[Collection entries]

______________________________

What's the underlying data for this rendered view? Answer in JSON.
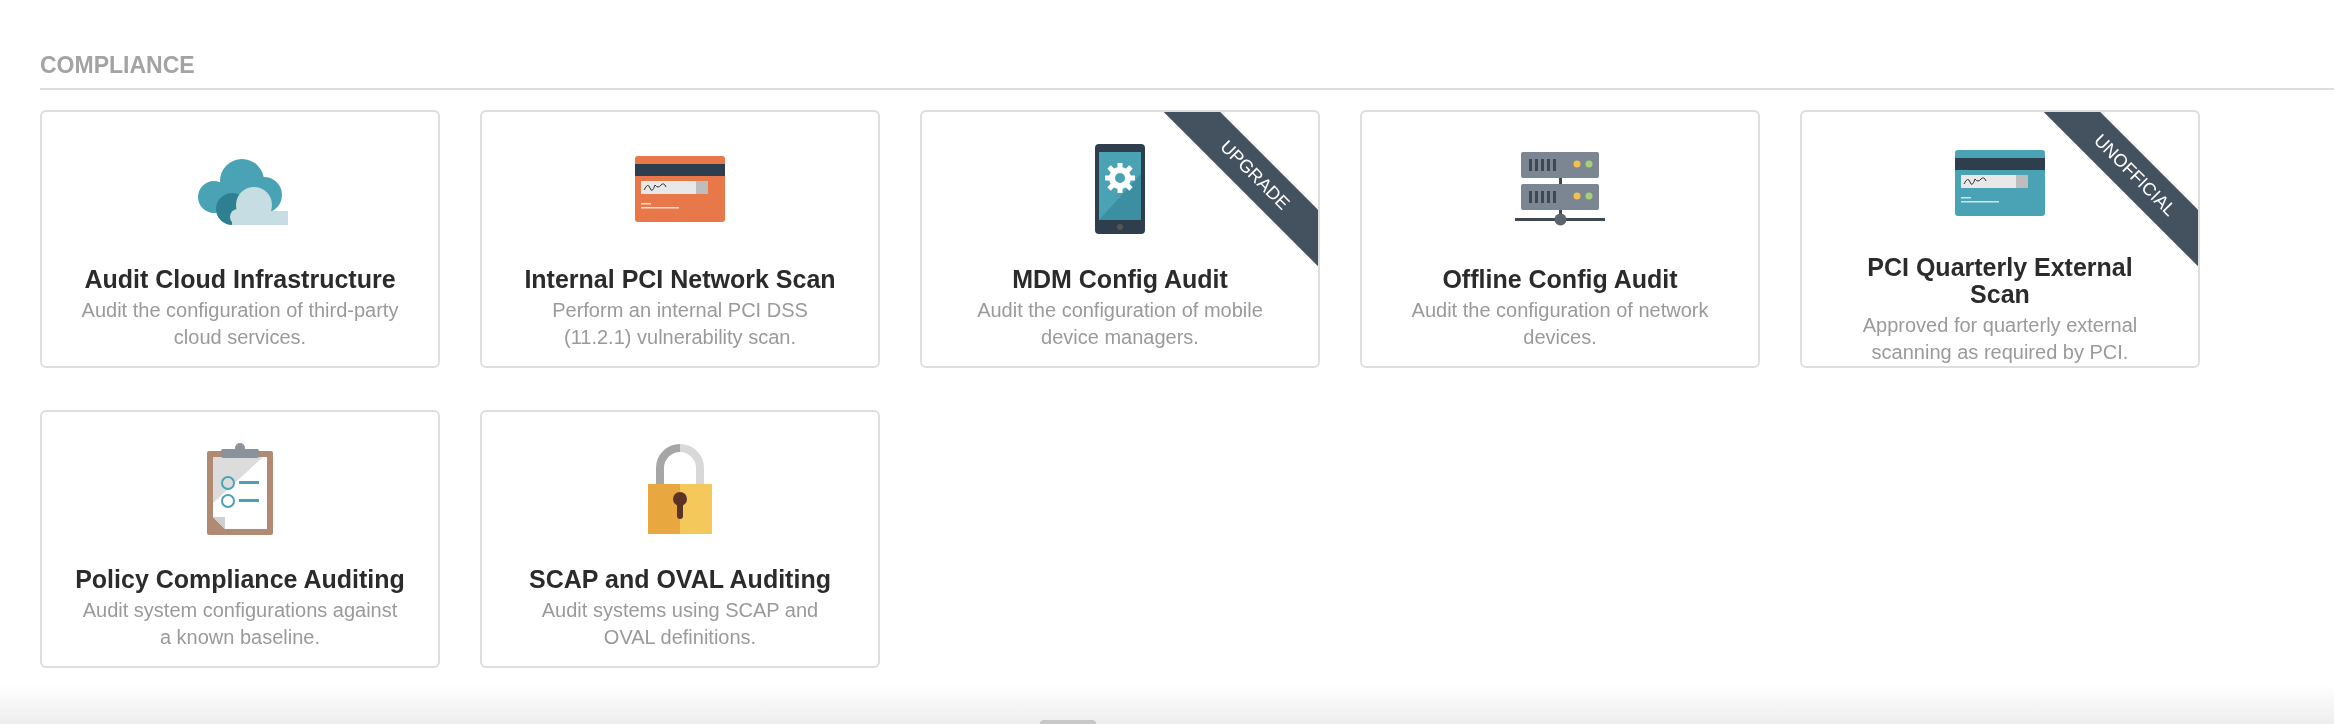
{
  "section": {
    "title": "COMPLIANCE"
  },
  "cards": [
    {
      "kind": "cloud",
      "title": "Audit Cloud Infrastructure",
      "description": "Audit the configuration of third-party cloud services."
    },
    {
      "kind": "card-orange",
      "title": "Internal PCI Network Scan",
      "description": "Perform an internal PCI DSS (11.2.1) vulnerability scan."
    },
    {
      "kind": "phone",
      "title": "MDM Config Audit",
      "description": "Audit the configuration of mobile device managers.",
      "ribbon": "UPGRADE"
    },
    {
      "kind": "server",
      "title": "Offline Config Audit",
      "description": "Audit the configuration of network devices."
    },
    {
      "kind": "card-teal",
      "title": "PCI Quarterly External Scan",
      "description": "Approved for quarterly external scanning as required by PCI.",
      "ribbon": "UNOFFICIAL"
    },
    {
      "kind": "clipboard",
      "title": "Policy Compliance Auditing",
      "description": "Audit system configurations against a known baseline."
    },
    {
      "kind": "padlock",
      "title": "SCAP and OVAL Auditing",
      "description": "Audit systems using SCAP and OVAL definitions."
    }
  ]
}
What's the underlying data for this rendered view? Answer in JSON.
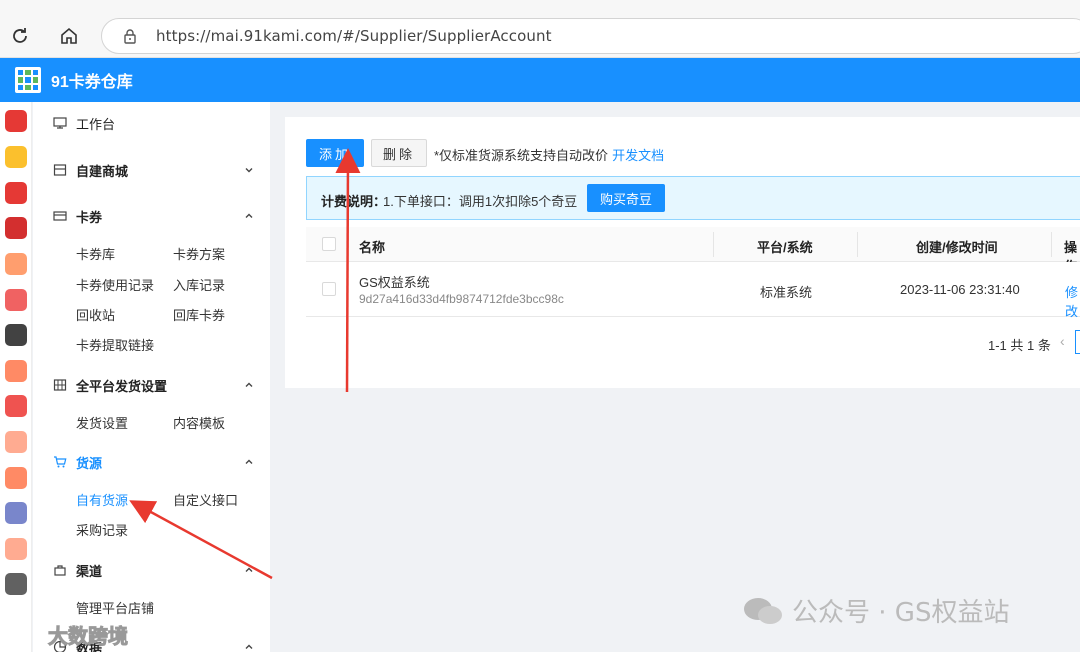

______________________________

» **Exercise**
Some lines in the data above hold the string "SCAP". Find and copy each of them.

» **Result of the task**
      "title": "SCAP and OVAL Auditing",
      "description": "Audit systems using SCAP and OVAL definitions."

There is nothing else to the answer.